Records to process ->
Start of Block

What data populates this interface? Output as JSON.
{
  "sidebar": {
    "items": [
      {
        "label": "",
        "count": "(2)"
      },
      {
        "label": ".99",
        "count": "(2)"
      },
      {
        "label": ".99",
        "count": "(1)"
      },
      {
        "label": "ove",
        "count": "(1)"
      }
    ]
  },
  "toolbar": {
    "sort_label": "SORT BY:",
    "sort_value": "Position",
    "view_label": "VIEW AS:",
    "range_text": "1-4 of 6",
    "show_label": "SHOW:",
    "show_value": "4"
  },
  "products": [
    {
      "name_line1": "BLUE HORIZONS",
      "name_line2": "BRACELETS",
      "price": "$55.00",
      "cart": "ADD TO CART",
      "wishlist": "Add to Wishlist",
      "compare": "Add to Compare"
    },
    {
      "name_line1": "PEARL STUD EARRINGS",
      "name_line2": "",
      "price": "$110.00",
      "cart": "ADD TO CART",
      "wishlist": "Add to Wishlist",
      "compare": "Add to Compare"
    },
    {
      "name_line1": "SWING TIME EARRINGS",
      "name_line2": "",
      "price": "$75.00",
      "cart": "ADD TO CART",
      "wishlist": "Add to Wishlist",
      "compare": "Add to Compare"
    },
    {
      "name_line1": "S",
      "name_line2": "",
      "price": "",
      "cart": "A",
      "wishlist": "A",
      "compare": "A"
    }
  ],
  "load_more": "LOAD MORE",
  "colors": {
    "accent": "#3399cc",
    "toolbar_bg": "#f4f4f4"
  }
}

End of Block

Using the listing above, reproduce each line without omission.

Exercise solution ->
What data populates this interface? Output as JSON.
{
  "sidebar": {
    "items": [
      {
        "label": "",
        "count": "(2)"
      },
      {
        "label": ".99",
        "count": "(2)"
      },
      {
        "label": ".99",
        "count": "(1)"
      },
      {
        "label": "ove",
        "count": "(1)"
      }
    ]
  },
  "toolbar": {
    "sort_label": "SORT BY:",
    "sort_value": "Position",
    "view_label": "VIEW AS:",
    "range_text": "1-4 of 6",
    "show_label": "SHOW:",
    "show_value": "4"
  },
  "products": [
    {
      "name_line1": "BLUE HORIZONS",
      "name_line2": "BRACELETS",
      "price": "$55.00",
      "cart": "ADD TO CART",
      "wishlist": "Add to Wishlist",
      "compare": "Add to Compare"
    },
    {
      "name_line1": "PEARL STUD EARRINGS",
      "name_line2": "",
      "price": "$110.00",
      "cart": "ADD TO CART",
      "wishlist": "Add to Wishlist",
      "compare": "Add to Compare"
    },
    {
      "name_line1": "SWING TIME EARRINGS",
      "name_line2": "",
      "price": "$75.00",
      "cart": "ADD TO CART",
      "wishlist": "Add to Wishlist",
      "compare": "Add to Compare"
    },
    {
      "name_line1": "S",
      "name_line2": "",
      "price": "",
      "cart": "A",
      "wishlist": "A",
      "compare": "A"
    }
  ],
  "load_more": "LOAD MORE",
  "colors": {
    "accent": "#3399cc",
    "toolbar_bg": "#f4f4f4"
  }
}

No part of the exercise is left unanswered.